We were lucky enough to speak to best-selling author of The Dressmaker, Rosalie Ham about the success of her novel, and the eponymous film starring Liam Hemsworth and Kate Winslet. The Amplifam asked their questions, and Rosalie answered!
What was 'The Dressmaker' inspired by?
The themes that drove the narrative were hypocrisy, bigotry, competition, vanity and secrets. There was also hierarchy and how costume works as language and disguise, and all of these things came from my own upbringing in a small community and my extensive travels where I noticed communities share similarities, especially in character types. You need recognizable characters to foster empathy, but you need surprises to keep the ‘lessons’ or themes entertaining. So the characters carry the themes, comedy and tragedy collide to produce irony and therein lies the meaning.
How did you choose the names of the characters?
The names are derivative of their characteristics. The story was stylized, ‘gothic’ and slightly melodramatic in tone, so I just cheekily emphasized the ideas behind characters and themes through their names. Some readers seem to connect with that device, which is rewarding.
How would you describe the book to someone who hasn't read it?
It’s a revenge comedy, not at all predictable, warm and nasty amid high drama. The story is strong, the landscape enhances events and the characters are people you know but would prefer not to know. But there is humour and a satisfying, but not entirely ‘fluffy’ ending.
Were you involved in casting Kate Winslet for the movie? If so, what was it like working with her?
I think Jocelyn Moorhouse (writer/director) asked me three questions about my intentions for characters in the novel. Otherwise, I had nothing to do with the screen adaptation, casting, costumes or design. I handed it over to Sue Maslin (Producer) who understands the story and what it means. Sue comes from the same small community I do and she kept me in the loop all the way through. I thought Kate Winslet was an inspired choice – she’s warm, strong, determined, vulnerable, funny, sad and womanly. That is, not conventional, which is how Tilly is. I was an extra on the film so got to know Kate and some of the cast a tiny bit, and I learned a great deal from being on set so much. It was amazing to travel to Dungatar and meet all my characters.
How do you get past writers block?
I’ve not had writers block (yet), but if I did, I would abandon writing, take up something else – drawing, piano, sewing, fencing, singing, pottery – and I’d dedicate myself to it seriously. Then one day, when I wasn’t even thinking about a story or how to end a novel or similar, one would present itself. But writing is about craft and discipline. Once you have the idea, something that gets up your nose that you need to tell the world about, then you know what you want to say and you just figure out how to say it. Never leave your manuscript until you’ve noted what will happen when you next address the manuscript.
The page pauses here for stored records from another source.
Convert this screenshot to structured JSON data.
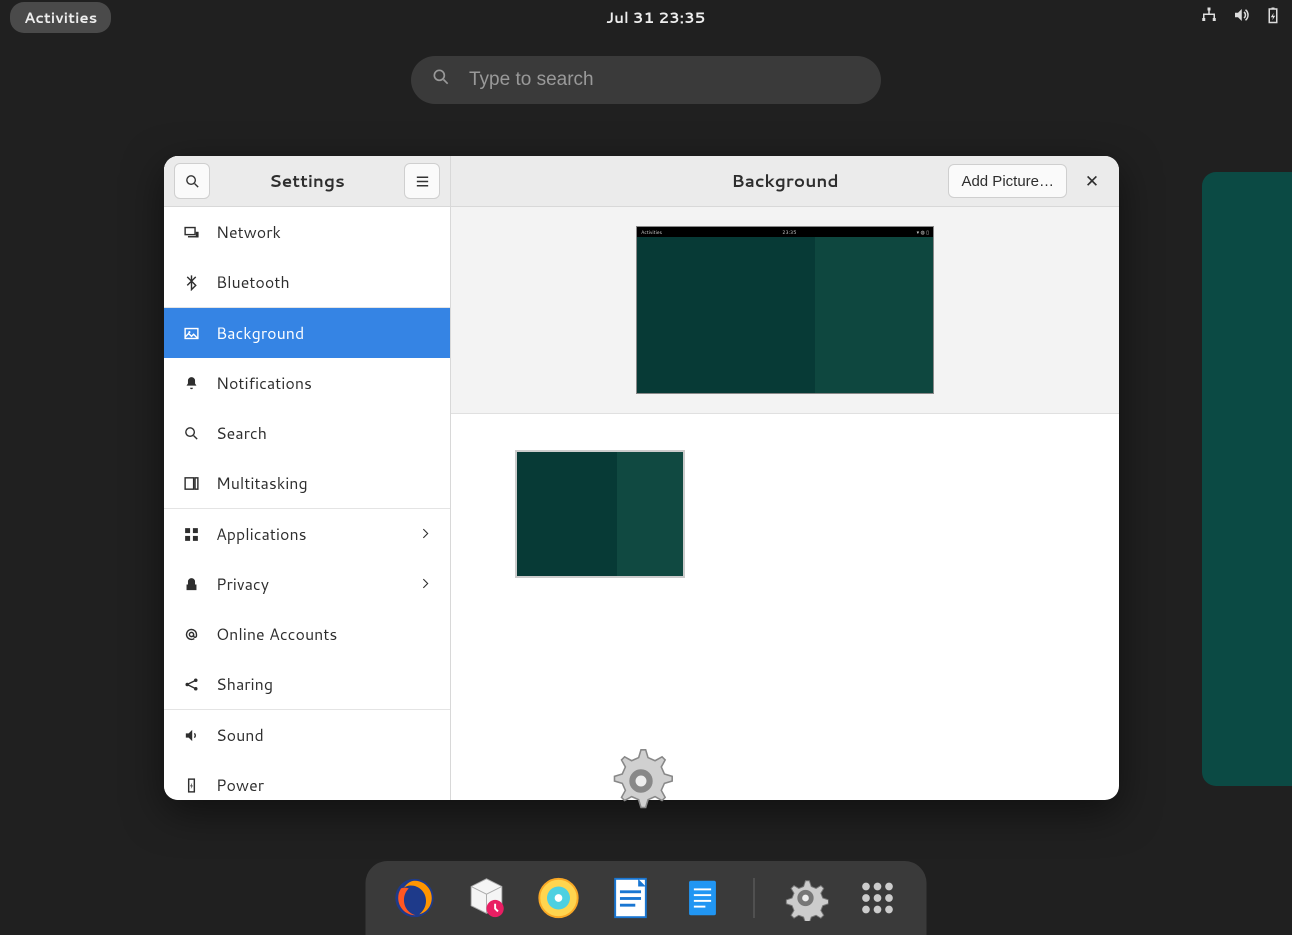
{
  "topbar": {
    "activities_label": "Activities",
    "datetime": "Jul 31  23:35"
  },
  "search": {
    "placeholder": "Type to search",
    "value": ""
  },
  "settings": {
    "title": "Settings",
    "panel_title": "Background",
    "add_picture_label": "Add Picture…",
    "items": [
      {
        "label": "Network"
      },
      {
        "label": "Bluetooth"
      },
      {
        "label": "Background"
      },
      {
        "label": "Notifications"
      },
      {
        "label": "Search"
      },
      {
        "label": "Multitasking"
      },
      {
        "label": "Applications"
      },
      {
        "label": "Privacy"
      },
      {
        "label": "Online Accounts"
      },
      {
        "label": "Sharing"
      },
      {
        "label": "Sound"
      },
      {
        "label": "Power"
      }
    ],
    "preview_bar": {
      "left": "Activities",
      "center": "23:35"
    }
  },
  "dock": {
    "apps": [
      "firefox",
      "backups",
      "disks",
      "libreoffice-writer",
      "text-editor",
      "settings",
      "show-applications"
    ]
  }
}
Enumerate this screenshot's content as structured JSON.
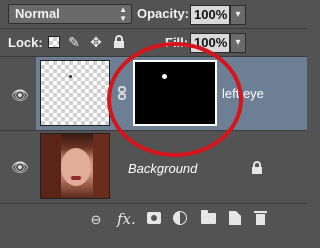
{
  "toolbar": {
    "blend_mode": "Normal",
    "opacity_label": "Opacity:",
    "opacity_value": "100%",
    "lock_label": "Lock:",
    "fill_label": "Fill:",
    "fill_value": "100%"
  },
  "layers": [
    {
      "name": "left eye",
      "selected": true,
      "has_mask": true
    },
    {
      "name": "Background",
      "selected": false,
      "locked": true
    }
  ],
  "footer_icons": [
    "link-icon",
    "fx-icon",
    "add-mask-icon",
    "adjustment-icon",
    "folder-icon",
    "new-layer-icon",
    "trash-icon"
  ],
  "colors": {
    "panel": "#535353",
    "selected_layer": "#6c7f95",
    "highlight_circle": "#d5141b"
  }
}
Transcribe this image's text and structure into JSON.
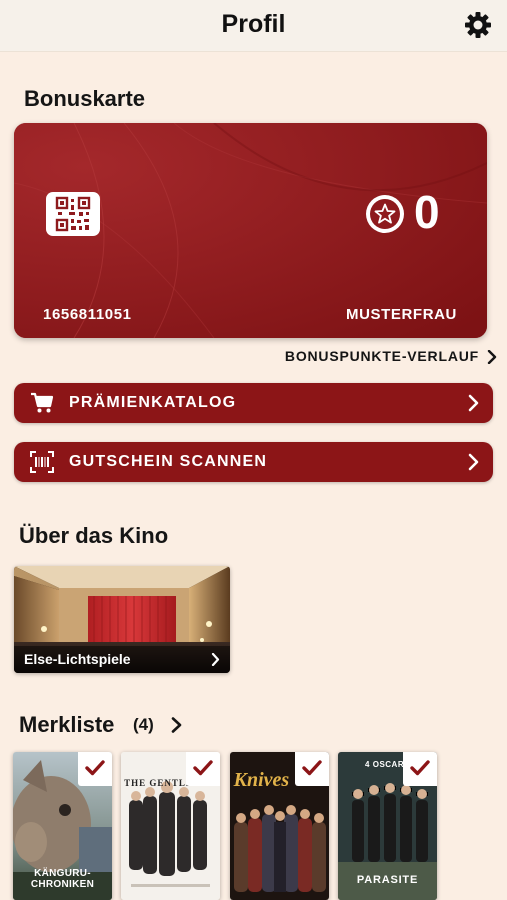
{
  "header": {
    "title": "Profil"
  },
  "bonus": {
    "heading": "Bonuskarte",
    "card_number": "1656811051",
    "holder_name": "MUSTERFRAU",
    "points": "0",
    "history_link": "BONUSPUNKTE-VERLAUF"
  },
  "actions": {
    "catalog_label": "PRÄMIENKATALOG",
    "scan_label": "GUTSCHEIN SCANNEN"
  },
  "cinema": {
    "heading": "Über das Kino",
    "name": "Else-Lichtspiele"
  },
  "watchlist": {
    "heading": "Merkliste",
    "count": "(4)",
    "posters": [
      {
        "title": "KÄNGURU-CHRONIKEN"
      },
      {
        "title": "THE GENTLEMEN"
      },
      {
        "title": "Knives Out"
      },
      {
        "title": "PARASITE",
        "badge": "4 OSCARS"
      }
    ]
  },
  "colors": {
    "accent": "#8c1517",
    "background": "#fbeee3",
    "card": "#8e1a1d"
  },
  "icons": {
    "settings": "gear-icon",
    "qr": "qr-code-icon",
    "points": "star-icon",
    "catalog": "cart-icon",
    "scan": "barcode-scan-icon",
    "watchlisted": "checkmark-icon"
  }
}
If you have a body of words, you have something to craft.
Do you often relate situations in your stories back to things that have happened in real life?
Life imitates art and art imitates life. That’s what it’s all about. Artists hold up a bit of life for others to see and consider. Readers might be enlightened, disgusted, informed, entertained, they might agree or disagree. Hopefully readers think about what’s been written, or what’s on the canvas, what the sculpture is communicating and discuss it, even find parallels.
Which Hogwarts house do you think you'd be in?
I’ve no idea what a Hogwarts house is. There are many books to read and very little time. One has to choose what one needs to spend time reading.
If you are keen to find out more about Rosalie Ham and her novels, take a look at her website rosalieham.com and tell us what you think!